Highlighting the "strong convergences" that were achieved among national experts from the EU's 27 countries at a technical meeting on 25 July, Paris hopes to garner an agreement on biofuel sustainability criteria during a meeting of EU ambassadors on Wednesday (3 September).
In accordance with earlier EurActiv reports, the deal would centre on a two-phased approach, under which only biofuels delivering life-cycle CO2 savings of at least 35% compared to fossil fuels would count towards the 10% target. This figure would then be scaled up to 50% as of 2017 – subject to an in-depth policy review in 2014.

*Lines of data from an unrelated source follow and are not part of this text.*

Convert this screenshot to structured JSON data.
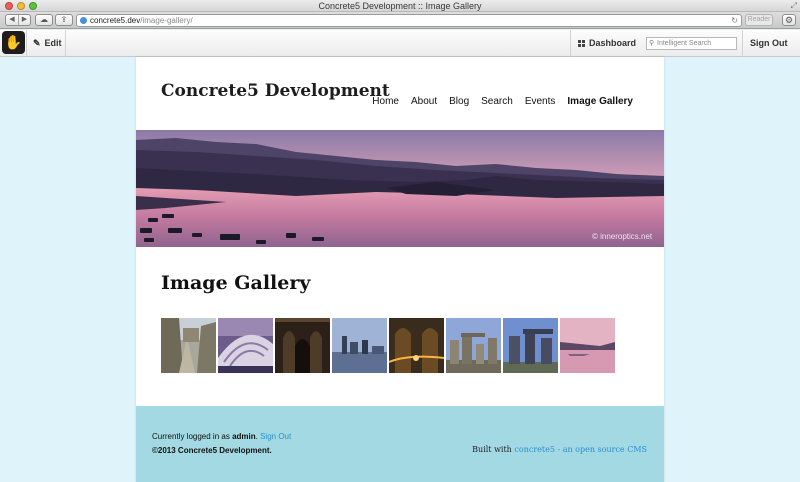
{
  "browser": {
    "window_title": "Concrete5 Development :: Image Gallery",
    "url_host": "concrete5.dev",
    "url_path": "/image-gallery/",
    "reader_label": "Reader"
  },
  "cms_toolbar": {
    "logo_icon": "concrete5-hand-icon",
    "edit_label": "Edit",
    "dashboard_label": "Dashboard",
    "search_placeholder": "Intelligent Search",
    "signout_label": "Sign Out"
  },
  "site": {
    "title": "Concrete5 Development",
    "nav": [
      {
        "label": "Home",
        "active": false
      },
      {
        "label": "About",
        "active": false
      },
      {
        "label": "Blog",
        "active": false
      },
      {
        "label": "Search",
        "active": false
      },
      {
        "label": "Events",
        "active": false
      },
      {
        "label": "Image Gallery",
        "active": true
      }
    ]
  },
  "banner": {
    "credit": "© inneroptics.net"
  },
  "main": {
    "heading": "Image Gallery",
    "thumbnails": [
      "street",
      "arches",
      "cathedral",
      "waterfront",
      "lights",
      "stones",
      "megaliths",
      "lake"
    ]
  },
  "footer": {
    "login_prefix": "Currently logged in as",
    "username": "admin",
    "signout_link": "Sign Out",
    "copyright": "©2013 Concrete5 Development.",
    "built_prefix": "Built with",
    "built_link": "concrete5 - an open source CMS"
  },
  "colors": {
    "page_background": "#dff3fb",
    "footer_background": "#a2d9e3",
    "link": "#2d8fd0"
  }
}
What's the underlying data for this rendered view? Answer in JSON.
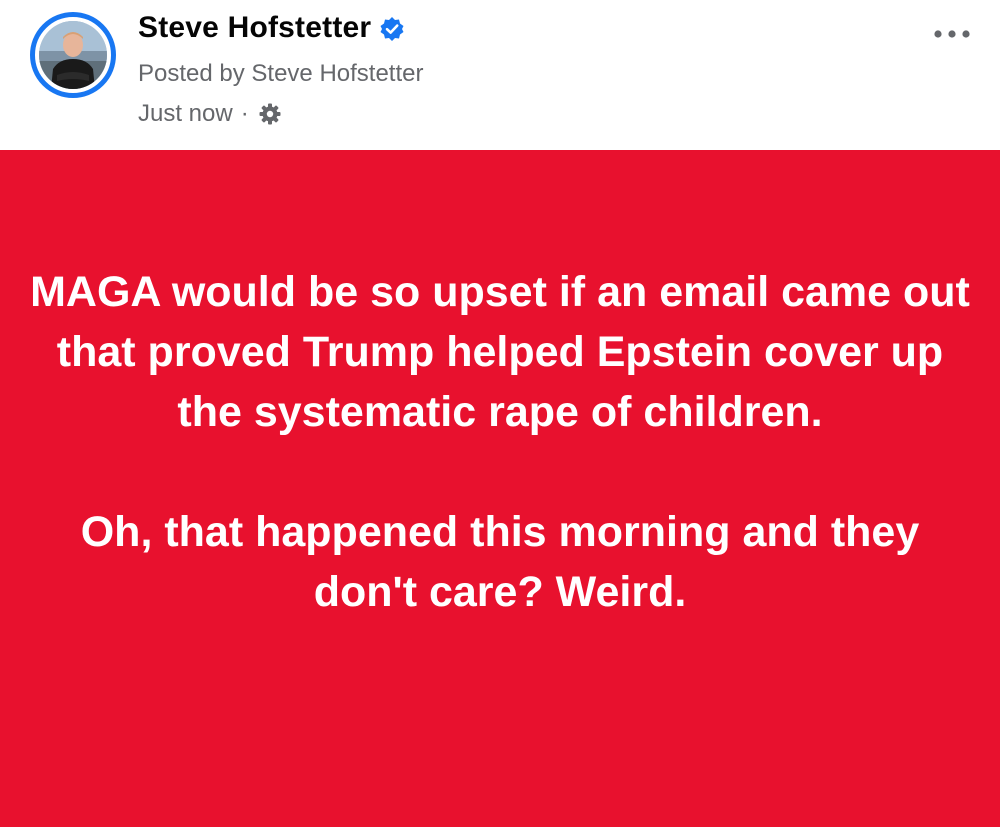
{
  "header": {
    "author_name": "Steve Hofstetter",
    "posted_by": "Posted by Steve Hofstetter",
    "timestamp": "Just now",
    "separator": "·",
    "avatar_icon": "profile-photo",
    "verified_icon": "verified-badge-icon",
    "privacy_icon": "gear-icon",
    "more_icon": "more-options-icon"
  },
  "post": {
    "background_color": "#e8112e",
    "text_color": "#ffffff",
    "paragraph_1": "MAGA would be so upset if an email came out that proved Trump helped Epstein cover up the systematic rape of children.",
    "paragraph_2": "Oh, that happened this morning and they don't care? Weird."
  },
  "colors": {
    "accent": "#1877f2",
    "secondary_text": "#65676b",
    "primary_text": "#050505"
  }
}
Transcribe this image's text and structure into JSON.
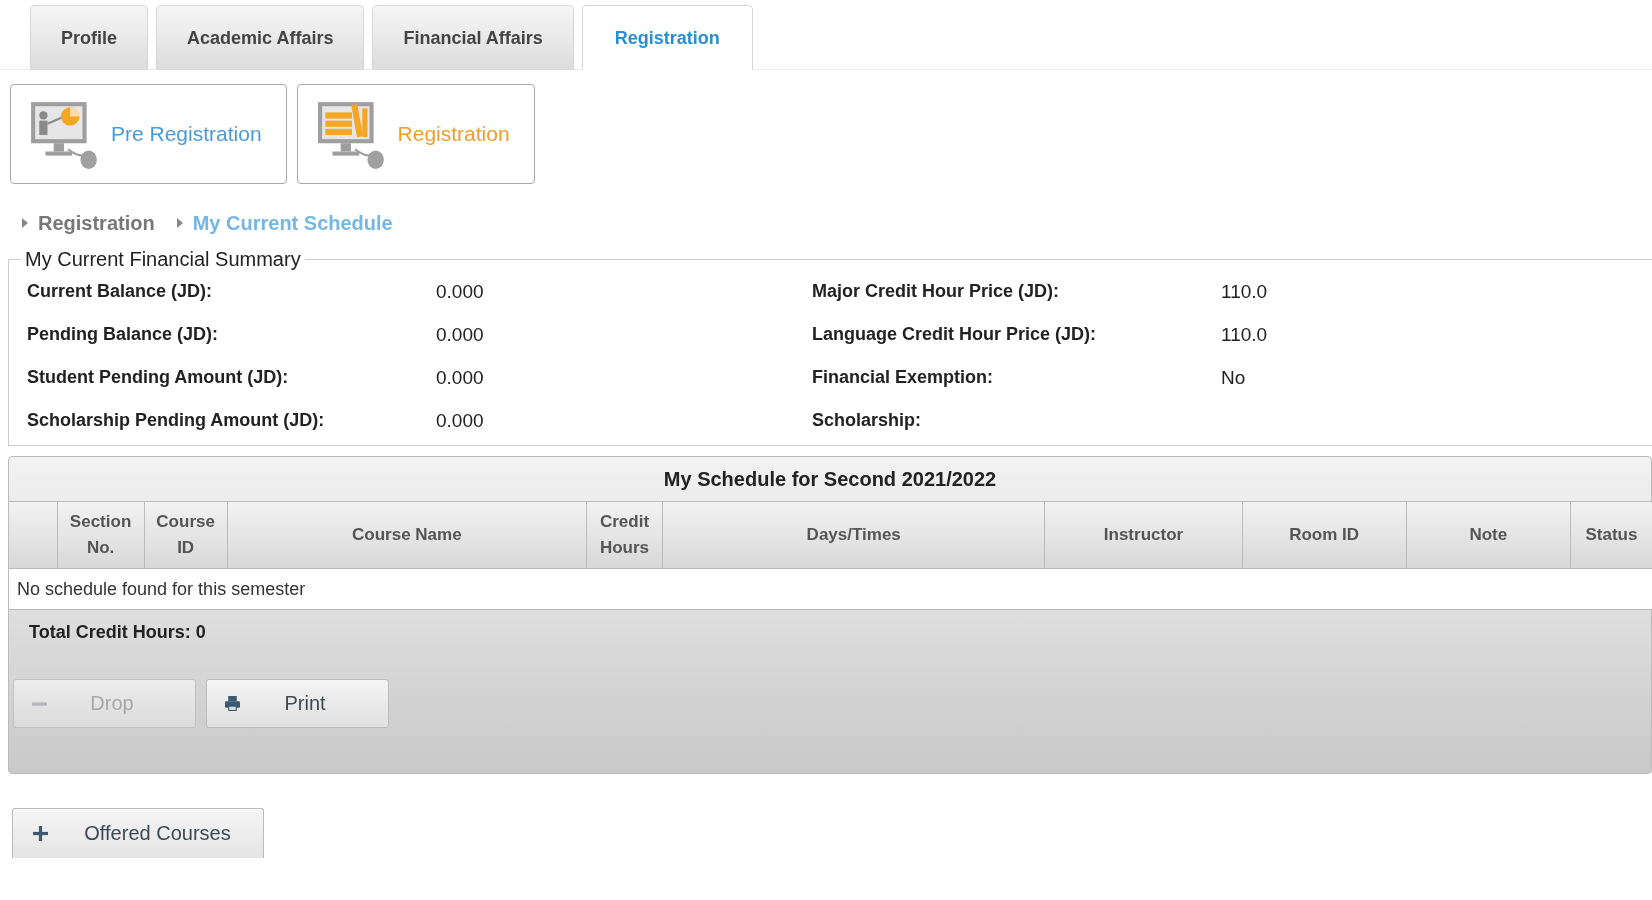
{
  "tabs": [
    {
      "label": "Profile",
      "selected": false
    },
    {
      "label": "Academic Affairs",
      "selected": false
    },
    {
      "label": "Financial Affairs",
      "selected": false
    },
    {
      "label": "Registration",
      "selected": true
    }
  ],
  "sections": [
    {
      "label": "Pre Registration",
      "kind": "presentation",
      "selected": false
    },
    {
      "label": "Registration",
      "kind": "books",
      "selected": true
    }
  ],
  "breadcrumb": [
    {
      "label": "Registration",
      "current": false
    },
    {
      "label": "My Current Schedule",
      "current": true
    }
  ],
  "financial_summary": {
    "title": "My Current Financial Summary",
    "left": [
      {
        "label": "Current Balance (JD):",
        "value": "0.000"
      },
      {
        "label": "Pending Balance (JD):",
        "value": "0.000"
      },
      {
        "label": "Student Pending Amount (JD):",
        "value": "0.000"
      },
      {
        "label": "Scholarship Pending Amount (JD):",
        "value": "0.000"
      }
    ],
    "right": [
      {
        "label": "Major Credit Hour Price (JD):",
        "value": "110.0"
      },
      {
        "label": "Language Credit Hour Price (JD):",
        "value": "110.0"
      },
      {
        "label": "Financial Exemption:",
        "value": "No"
      },
      {
        "label": "Scholarship:"
      }
    ]
  },
  "schedule": {
    "title": "My Schedule for Second 2021/2022",
    "columns": [
      "",
      "Section No.",
      "Course ID",
      "Course Name",
      "Credit Hours",
      "Days/Times",
      "Instructor",
      "Room ID",
      "Note",
      "Status"
    ],
    "empty_message": "No schedule found for this semester",
    "total": "Total Credit Hours: 0",
    "buttons": [
      {
        "label": "Drop",
        "kind": "minus",
        "disabled": true
      },
      {
        "label": "Print",
        "kind": "print",
        "disabled": false
      }
    ]
  },
  "offered_courses": {
    "label": "Offered Courses",
    "expanded": false
  }
}
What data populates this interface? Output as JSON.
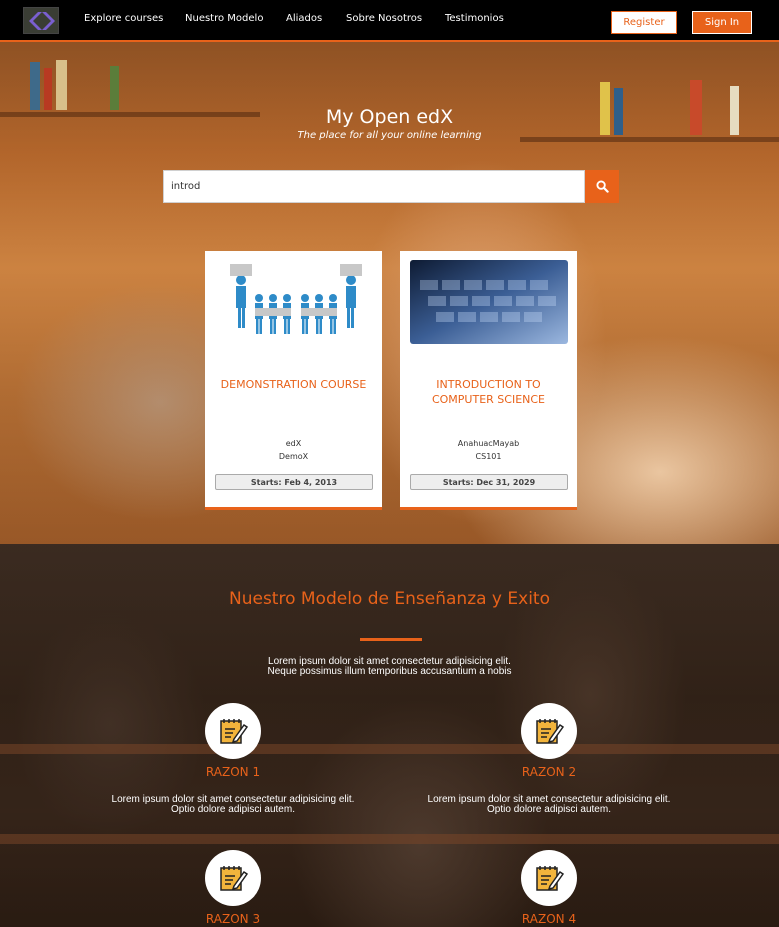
{
  "nav": {
    "logo_alt": "logo",
    "links": [
      "Explore courses",
      "Nuestro Modelo",
      "Aliados",
      "Sobre Nosotros",
      "Testimonios"
    ],
    "register_label": "Register",
    "signin_label": "Sign In"
  },
  "hero": {
    "title": "My Open edX",
    "subtitle": "The place for all your online learning",
    "search_value": "introd",
    "search_icon": "search-icon"
  },
  "courses": [
    {
      "title": "DEMONSTRATION COURSE",
      "org": "edX",
      "code": "DemoX",
      "start": "Starts: Feb 4, 2013",
      "image": "puzzle-people-image"
    },
    {
      "title": "INTRODUCTION TO COMPUTER SCIENCE",
      "org": "AnahuacMayab",
      "code": "CS101",
      "start": "Starts: Dec 31, 2029",
      "image": "keyboard-image"
    }
  ],
  "model": {
    "title": "Nuestro Modelo de Enseñanza y Exito",
    "lead_line1": "Lorem ipsum dolor sit amet consectetur adipisicing elit.",
    "lead_line2": "Neque possimus illum temporibus accusantium a nobis",
    "reasons": [
      {
        "title": "RAZON 1",
        "text1": "Lorem ipsum dolor sit amet consectetur adipisicing elit.",
        "text2": "Optio dolore adipisci autem."
      },
      {
        "title": "RAZON 2",
        "text1": "Lorem ipsum dolor sit amet consectetur adipisicing elit.",
        "text2": "Optio dolore adipisci autem."
      },
      {
        "title": "RAZON 3"
      },
      {
        "title": "RAZON 4"
      }
    ]
  },
  "colors": {
    "accent": "#e8621a",
    "nav_bg": "#000000"
  }
}
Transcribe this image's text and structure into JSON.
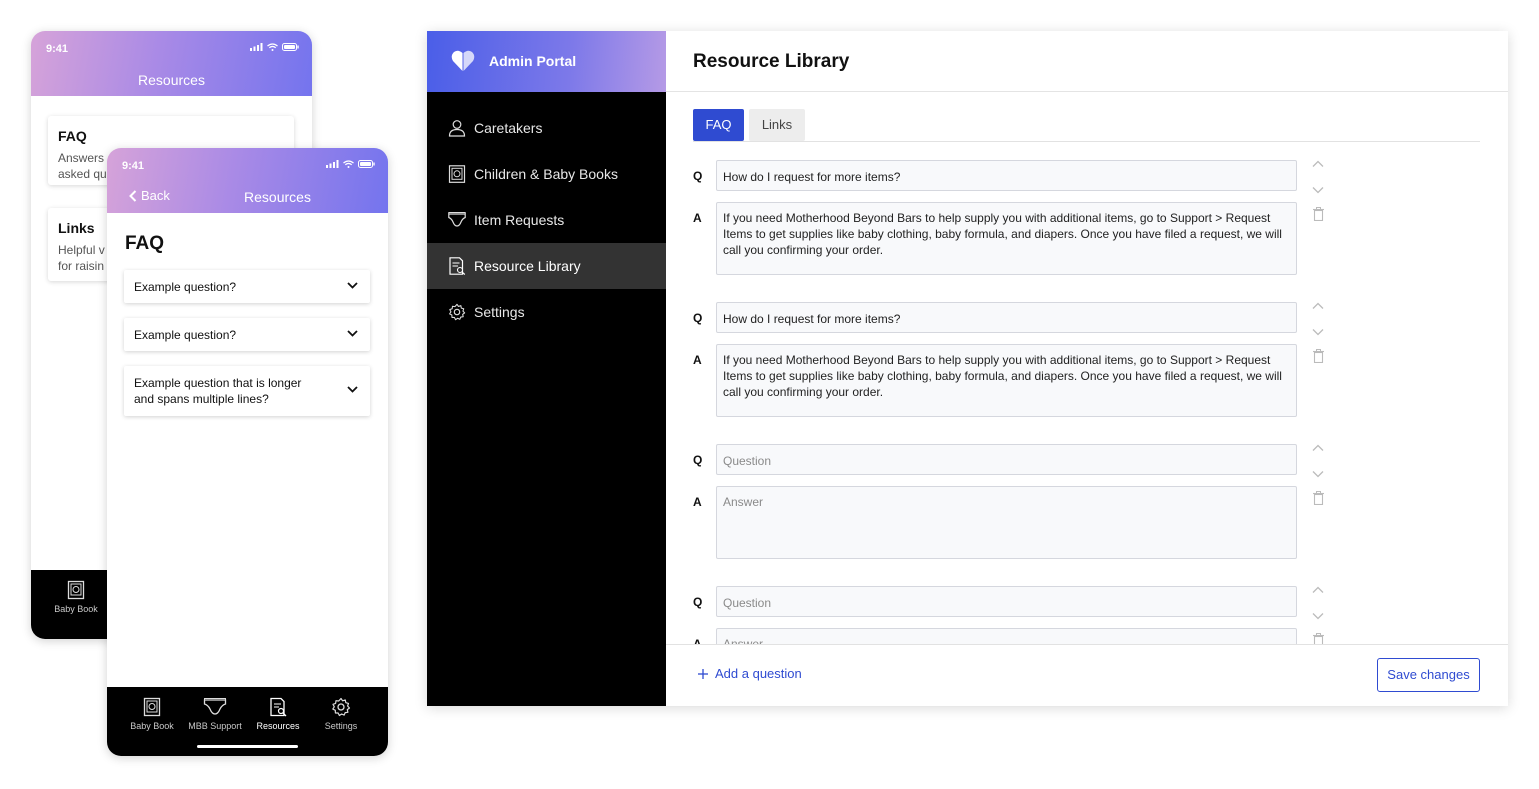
{
  "colors": {
    "accent": "#2f4bd1",
    "sidebar_bg": "#000000",
    "active_nav_bg": "#333333",
    "header_gradient_start": "#4a5ee8",
    "header_gradient_end": "#b59ae6"
  },
  "phone_back": {
    "status_time": "9:41",
    "title": "Resources",
    "cards": [
      {
        "title": "FAQ",
        "desc_line1": "Answers",
        "desc_line2": "asked qu"
      },
      {
        "title": "Links",
        "desc_line1": "Helpful v",
        "desc_line2": "for raisin"
      }
    ],
    "tabbar": [
      {
        "label": "Baby Book",
        "icon": "baby-book-icon"
      }
    ]
  },
  "phone_front": {
    "status_time": "9:41",
    "back_label": "Back",
    "title": "Resources",
    "heading": "FAQ",
    "questions": [
      "Example question?",
      "Example question?",
      "Example question that is longer and spans multiple lines?"
    ],
    "tabbar": [
      {
        "label": "Baby Book",
        "icon": "baby-book-icon"
      },
      {
        "label": "MBB Support",
        "icon": "diaper-icon"
      },
      {
        "label": "Resources",
        "icon": "resources-icon",
        "active": true
      },
      {
        "label": "Settings",
        "icon": "gear-icon"
      }
    ]
  },
  "admin": {
    "brand": "Admin Portal",
    "nav": [
      {
        "label": "Caretakers",
        "icon": "person-icon"
      },
      {
        "label": "Children & Baby Books",
        "icon": "baby-book-icon"
      },
      {
        "label": "Item Requests",
        "icon": "diaper-icon"
      },
      {
        "label": "Resource Library",
        "icon": "resources-icon",
        "active": true
      },
      {
        "label": "Settings",
        "icon": "gear-icon"
      }
    ],
    "page_title": "Resource Library",
    "tabs": [
      {
        "label": "FAQ",
        "active": true
      },
      {
        "label": "Links",
        "active": false
      }
    ],
    "q_label": "Q",
    "a_label": "A",
    "entries": [
      {
        "question": "How do I request for more items?",
        "answer": "If you need Motherhood Beyond Bars to help supply you with additional items, go to Support > Request Items to get supplies like baby clothing, baby formula, and diapers. Once you have filed a request, we will call you confirming your order."
      },
      {
        "question": "How do I request for more items?",
        "answer": "If you need Motherhood Beyond Bars to help supply you with additional items, go to Support > Request Items to get supplies like baby clothing, baby formula, and diapers. Once you have filed a request, we will call you confirming your order."
      },
      {
        "question": "",
        "answer": ""
      },
      {
        "question": "",
        "answer": ""
      }
    ],
    "question_placeholder": "Question",
    "answer_placeholder": "Answer",
    "add_question_label": "Add a question",
    "save_label": "Save changes"
  }
}
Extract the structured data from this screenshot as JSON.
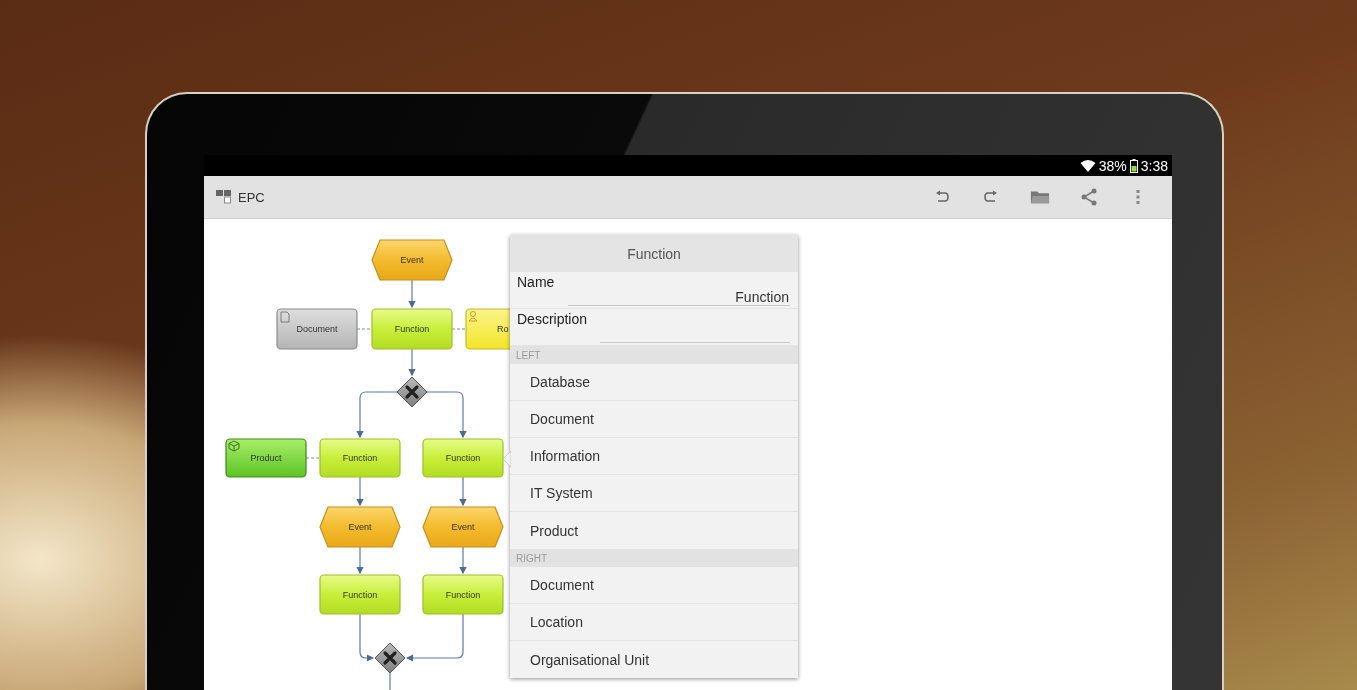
{
  "status_bar": {
    "battery": "38%",
    "time": "3:38"
  },
  "app_bar": {
    "title": "EPC"
  },
  "diagram": {
    "nodes": [
      {
        "kind": "event",
        "label": "Event"
      },
      {
        "kind": "document",
        "label": "Document"
      },
      {
        "kind": "function",
        "label": "Function"
      },
      {
        "kind": "role",
        "label": "Ro"
      },
      {
        "kind": "gateway"
      },
      {
        "kind": "product",
        "label": "Product"
      },
      {
        "kind": "function",
        "label": "Function"
      },
      {
        "kind": "function",
        "label": "Function"
      },
      {
        "kind": "event",
        "label": "Event"
      },
      {
        "kind": "event",
        "label": "Event"
      },
      {
        "kind": "function",
        "label": "Function"
      },
      {
        "kind": "function",
        "label": "Function"
      },
      {
        "kind": "gateway"
      }
    ]
  },
  "popup": {
    "title": "Function",
    "fields": [
      {
        "label": "Name",
        "value": "Function"
      },
      {
        "label": "Description"
      }
    ],
    "sections": [
      {
        "header": "LEFT",
        "items": [
          "Database",
          "Document",
          "Information",
          "IT System",
          "Product"
        ]
      },
      {
        "header": "RIGHT",
        "items": [
          "Document",
          "Location",
          "Organisational Unit"
        ]
      }
    ]
  }
}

According to diplomatic sources, national experts also agree on the need to monitor the indirect effects of changes of land use, including deforestation (indirectly increasing CO2 output) and food price hikes caused as land traditionally used for food production is shifted to biofuel production.
On the other hand, producers cultivating biofuel crops on 'degraded land' could be entitled to pollute more, receiving CO2 'bonuses' of up to 29 grammes – although no consensus has been reached on this figure as yet.
Sources say the agreement would also require biofuel production to respect binding environmental criteria as regards the protection of biodiversity and areas with high carbon stocks, such as wetland or forest areas.
Other environmental and social criteria, such as water, soil and air protection, as well as the non-use of child labour and respect for human rights, would not be binding but would be taken into account by making it compulsory for biofuel producers to provide information on these points. In the longer term, this would be officialised under a biofuel certification scheme.
The Commission would report every two years on the indirect effects of biofuels in terms of land use and food prices, and would be entitled to take corrective action.
However, in the meantime MEPs appear likely to reject the ambitious 10% biofuels target. In a debate tonight (1 September), Parliament's Industry and Energy Committee is set to say that such criteria are insufficient. A report , prepared by Green MEP Claude Turmes, highlights "overwhelming evidence to drop the mandatory 10% target for fuels from renewables".
What's more, a cross-party and cross-national compromise supporting a target of just 4% by 2015, "out of which at least 20% is met by the use of electricity or hydrogen from renewable sources, biogas or transport fuels from ligno-cellulosic biomass and algae," was backed by Parliament's Environment Committee in July, to the anger of the European Commission, which appears intent on its 10% goal.
MEPs are also likely to back stricter sustainability criteria, including targets of "at least 55 or 60% GHG savings".